A Potpourri of Guest Improvement Ideas

Visit your church …again – How familiar are you with your own church building and campus? We all tend to get comfortable with our own surroundings and overlook what our Guests see. Try to see your facilities through a fresh set of eyes – your guest’s eyes.

  • How easy is it to drive onto your campus and find convenient parking close to your buildings?
  • What’s the condition of the parking lots, sidewalks, and landscaping?
  • Are there greeters and parking lot helpers to guide you into the building?
  • Are the buildings and rooms identified?
  • Is there a welcome area that is warm and inviting and that has smiling helpful people staffing it?
  • Do you have a café or refreshment area nearby for guests and members?
  • If you have children, it is easy to find the right place for them? Do the security measures in place give you a sense of peace as you leave your child?

Visit another church in your community – What can you learn from visiting another church?

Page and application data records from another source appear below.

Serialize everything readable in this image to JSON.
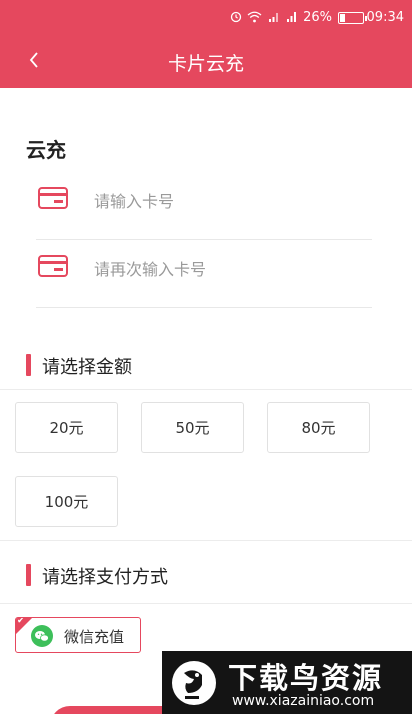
{
  "status_bar": {
    "battery_percent": "26%",
    "battery_level": 0.26,
    "time": "09:34",
    "icons": [
      "alarm-icon",
      "wifi-icon",
      "signal-icon",
      "signal-icon",
      "battery-icon"
    ]
  },
  "header": {
    "title": "卡片云充",
    "back_icon": "chevron-left-icon"
  },
  "section_title": "云充",
  "card_inputs": [
    {
      "placeholder": "请输入卡号",
      "value": "",
      "icon": "card-icon"
    },
    {
      "placeholder": "请再次输入卡号",
      "value": "",
      "icon": "card-icon"
    }
  ],
  "amount_section": {
    "title": "请选择金额",
    "options": [
      "20元",
      "50元",
      "80元",
      "100元"
    ]
  },
  "payment_section": {
    "title": "请选择支付方式",
    "options": [
      {
        "label": "微信充值",
        "selected": true,
        "icon": "wechat-icon"
      }
    ]
  },
  "watermark": {
    "title": "下载鸟资源",
    "url": "www.xiazainiao.com"
  },
  "colors": {
    "accent": "#e5485e",
    "wechat": "#3dbf5a"
  }
}
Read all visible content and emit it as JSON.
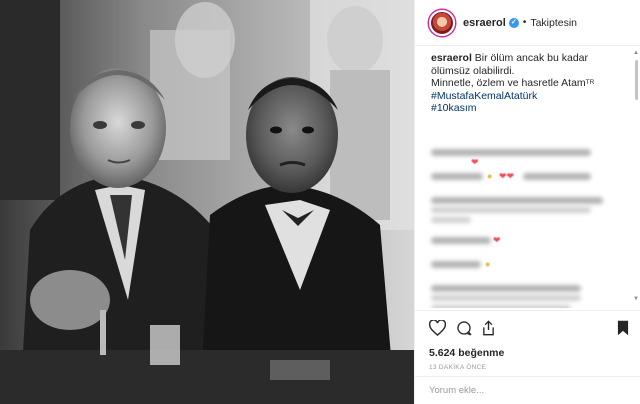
{
  "post": {
    "username": "esraerol",
    "verified_mark": "✓",
    "separator": "•",
    "follow_state": "Takiptesin",
    "caption": {
      "username": "esraerol",
      "line1": "Bir ölüm ancak bu kadar ölümsüz olabilirdi.",
      "line2": "Minnetle, özlem ve hasretle Atam",
      "flag": "TR",
      "hashtag1": "#MustafaKemalAtatürk",
      "hashtag2": "#10kasım"
    },
    "likes": "5.624 beğenme",
    "time_ago": "13 DAKİKA ÖNCE",
    "comment_placeholder": "Yorum ekle..."
  },
  "colors": {
    "verified": "#3897f0",
    "hashtag": "#003569",
    "like_heart": "#ed4956"
  },
  "icons": [
    "heart-icon",
    "comment-icon",
    "share-icon",
    "bookmark-icon"
  ]
}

  •  How do they handle parking and greeting?
  • What kinds of signage do they use?
  • How are the people greeting one another? Do feel like they’re invading your “space”, or are you comfortable?
  • When you first walk inside the building, what do you smell?
  • Is the area visually cluttered, or pleasing?
  • What’s the noise level like?
  • Is there a café area? Is it clean?

Overall, does the facility make you feel welcome? How does the personal impact of the people fit in to the surroundings?

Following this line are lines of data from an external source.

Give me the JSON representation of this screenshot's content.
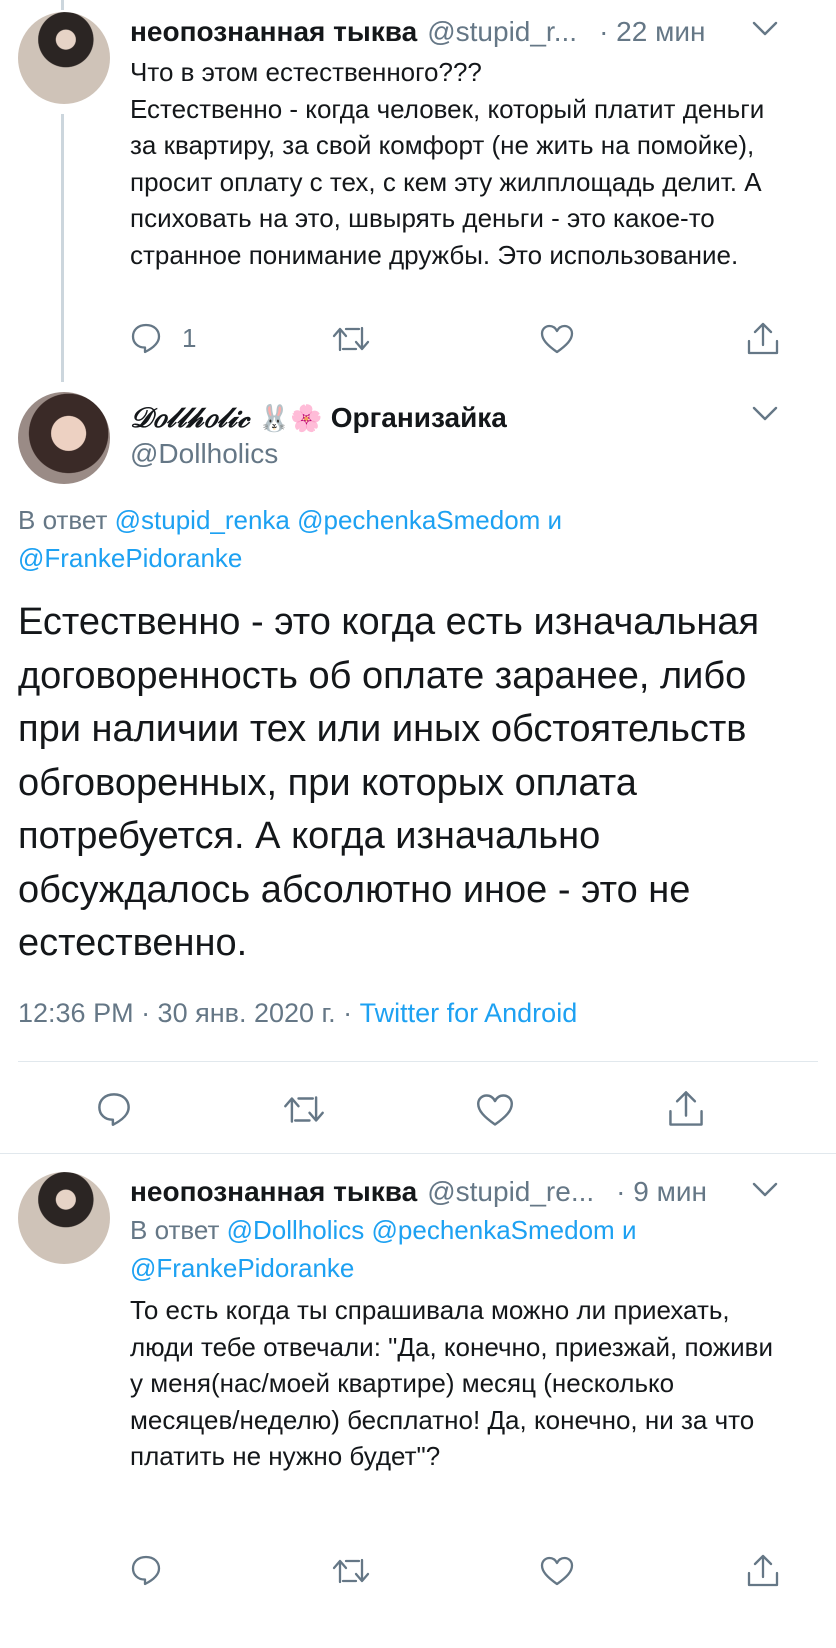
{
  "tweets": [
    {
      "name": "неопознанная тыква",
      "handle": "@stupid_r...",
      "time": "· 22 мин",
      "text": "Что в этом естественного???\nЕстественно - когда человек, который платит деньги за квартиру, за свой комфорт (не жить на помойке), просит оплату с тех, с кем эту жилплощадь делит. А психовать на это, швырять деньги - это какое-то странное понимание дружбы. Это использование.",
      "reply_count": "1"
    }
  ],
  "main_tweet": {
    "name": "𝒟𝑜𝓁𝓁𝒽𝑜𝓁𝒾𝒸",
    "name_emoji": "🐰🌸",
    "name_suffix": "Организайка",
    "handle": "@Dollholics",
    "reply_prefix": "В ответ",
    "reply_users": "@stupid_renka @pechenkaSmedom",
    "reply_and": "и",
    "reply_user_last": "@FrankePidoranke",
    "text": "Естественно - это когда есть изначальная договоренность об оплате заранее, либо при наличии тех или иных обстоятельств обговоренных, при которых оплата потребуется. А когда изначально обсуждалось абсолютно иное - это не естественно.",
    "timestamp": "12:36 PM · 30 янв. 2020 г. ·",
    "source": "Twitter for Android"
  },
  "reply_tweet": {
    "name": "неопознанная тыква",
    "handle": "@stupid_re...",
    "time": "· 9 мин",
    "reply_prefix": "В ответ",
    "reply_users": "@Dollholics @pechenkaSmedom",
    "reply_and": "и",
    "reply_user_last": "@FrankePidoranke",
    "text": "То есть когда ты спрашивала можно ли приехать, люди тебе отвечали: \"Да, конечно, приезжай, поживи у меня(нас/моей квартире) месяц (несколько месяцев/неделю) бесплатно! Да, конечно, ни за что платить не нужно будет\"?"
  },
  "icons": {
    "reply": "reply-icon",
    "retweet": "retweet-icon",
    "like": "heart-icon",
    "share": "share-icon",
    "menu": "chevron-down-icon"
  },
  "colors": {
    "link": "#1da1f2",
    "secondary": "#657786",
    "text": "#14171a",
    "divider": "#e1e8ed"
  }
}
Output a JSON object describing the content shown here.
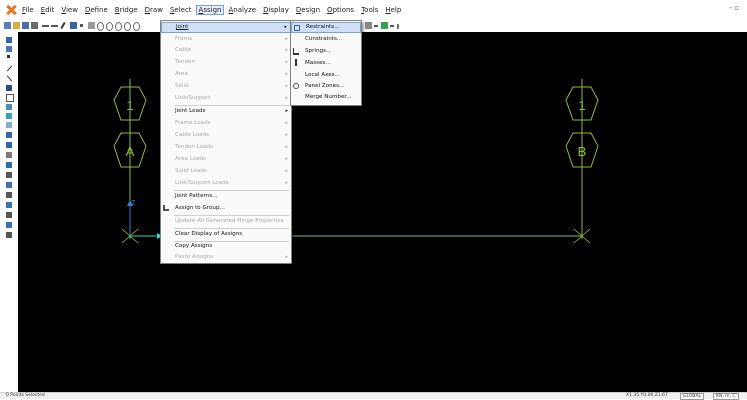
{
  "menubar": {
    "items": [
      {
        "label": "File",
        "mnemonic": "F",
        "rest": "ile"
      },
      {
        "label": "Edit",
        "mnemonic": "E",
        "rest": "dit"
      },
      {
        "label": "View",
        "mnemonic": "V",
        "rest": "iew"
      },
      {
        "label": "Define",
        "mnemonic": "D",
        "rest": "efine"
      },
      {
        "label": "Bridge",
        "mnemonic": "B",
        "rest": "ridge"
      },
      {
        "label": "Draw",
        "mnemonic": "D",
        "rest": "raw"
      },
      {
        "label": "Select",
        "mnemonic": "S",
        "rest": "elect"
      },
      {
        "label": "Assign",
        "mnemonic": "A",
        "rest": "ssign"
      },
      {
        "label": "Analyze",
        "mnemonic": "A",
        "rest": "nalyze"
      },
      {
        "label": "Display",
        "mnemonic": "D",
        "rest": "isplay"
      },
      {
        "label": "Design",
        "mnemonic": "D",
        "rest": "esign"
      },
      {
        "label": "Options",
        "mnemonic": "O",
        "rest": "ptions"
      },
      {
        "label": "Tools",
        "mnemonic": "T",
        "rest": "ools"
      },
      {
        "label": "Help",
        "mnemonic": "H",
        "rest": "elp"
      }
    ],
    "minimize_glyph": "- ▫"
  },
  "assign_menu": {
    "items": [
      {
        "label": "Joint",
        "enabled": true,
        "submenu": true,
        "highlight": true
      },
      {
        "label": "Frame",
        "enabled": false,
        "submenu": true
      },
      {
        "label": "Cable",
        "enabled": false,
        "submenu": true
      },
      {
        "label": "Tendon",
        "enabled": false,
        "submenu": true
      },
      {
        "label": "Area",
        "enabled": false,
        "submenu": true
      },
      {
        "label": "Solid",
        "enabled": false,
        "submenu": true
      },
      {
        "label": "Link/Support",
        "enabled": false,
        "submenu": true
      },
      {
        "label": "Joint Loads",
        "enabled": true,
        "submenu": true
      },
      {
        "label": "Frame Loads",
        "enabled": false,
        "submenu": true
      },
      {
        "label": "Cable Loads",
        "enabled": false,
        "submenu": true
      },
      {
        "label": "Tendon Loads",
        "enabled": false,
        "submenu": true
      },
      {
        "label": "Area Loads",
        "enabled": false,
        "submenu": true
      },
      {
        "label": "Solid Loads",
        "enabled": false,
        "submenu": true
      },
      {
        "label": "Link/Support Loads",
        "enabled": false,
        "submenu": true
      },
      {
        "label": "Joint Patterns...",
        "enabled": true,
        "submenu": false
      },
      {
        "label": "Assign to Group...",
        "enabled": true,
        "submenu": false
      },
      {
        "label": "Update All Generated Hinge Properties",
        "enabled": false,
        "submenu": false
      },
      {
        "label": "Clear Display of Assigns",
        "enabled": true,
        "submenu": false
      },
      {
        "label": "Copy Assigns",
        "enabled": true,
        "submenu": false
      },
      {
        "label": "Paste Assigns",
        "enabled": false,
        "submenu": true
      }
    ],
    "submenu_arrow": "▸"
  },
  "joint_submenu": {
    "items": [
      {
        "label": "Restraints...",
        "icon": "restraints-icon",
        "highlight": true
      },
      {
        "label": "Constraints...",
        "icon": ""
      },
      {
        "label": "Springs...",
        "icon": "springs-icon"
      },
      {
        "label": "Masses...",
        "icon": "masses-icon"
      },
      {
        "label": "Local Axes...",
        "icon": ""
      },
      {
        "label": "Panel Zones...",
        "icon": "panel-zones-icon"
      },
      {
        "label": "Merge Number...",
        "icon": ""
      }
    ]
  },
  "canvas": {
    "grid_markers": [
      {
        "label": "1",
        "id": "left-top"
      },
      {
        "label": "A",
        "id": "left-bottom"
      },
      {
        "label": "1",
        "id": "right-top"
      },
      {
        "label": "B",
        "id": "right-bottom"
      }
    ],
    "axis_label": "Z",
    "colors": {
      "background": "#000000",
      "grid": "#8fbc3a",
      "member": "#7fbf5f",
      "axis_z": "#3a7ad8",
      "axis_x": "#2fd0c0"
    }
  },
  "statusbar": {
    "left_text": "0 Points Selected",
    "coords": "X1.35 Y0.00 Z1.67",
    "coord_system": "GLOBAL",
    "units": "KN, m, C"
  }
}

Visit other types of places and engage all your senses – The next time you dine out, take on the role of a critic. Not just of the food, but of the total experience.

  •  What are your impressions of the parking area, the restaurant, host/hostess, wait time, staff – and don’t forget the food!
  •  How was the experience?
  • What wowed you?

You’re not trying to find something wrong – you’re trying to train yourself to use all your senses to imagine what Guests are experiencing when they come to your church.

Identify potential distractions – and work to remove them – If your Guests become distracted because they can’t find a place to park, or their children’s room has an odor in it, or whatever, you will have a difficult time re-engaging them for the real experience you’re trying to establish: a personal encounter with Jesus. When you eliminate potential or obvious distractions, you are one step closer to satisfying your Guests.

Company’s coming – are you ready to “WOW” them? Use your common sense to engage all of your Guest’s senses and their first impression will be a positive and lasting one.

Want to know more? Expand your “sensory knowledge” by reading:

  • First Impressions: Creating Wow Experiences in Your Church, Mark L. Waltz
  • The Experience Economy, Updated Edition, Joseph Pine and James Gilmore
  • How to Think Like Leonardo da Vinci, Michael J. Gelb
  • The Starbucks Experience, Joseph Michelli
  • The Apple Experience, Carmine Gallo
  • Setting the Table, Danny Meyer
  • Chocolates on the Pillow Aren’t Enough, Jonathan M. Tisch
  • Brand Sense, Martin Lindstrom
  • Moments of Truth, Jan Carlzon
  • Why We Buy, Paco Underhill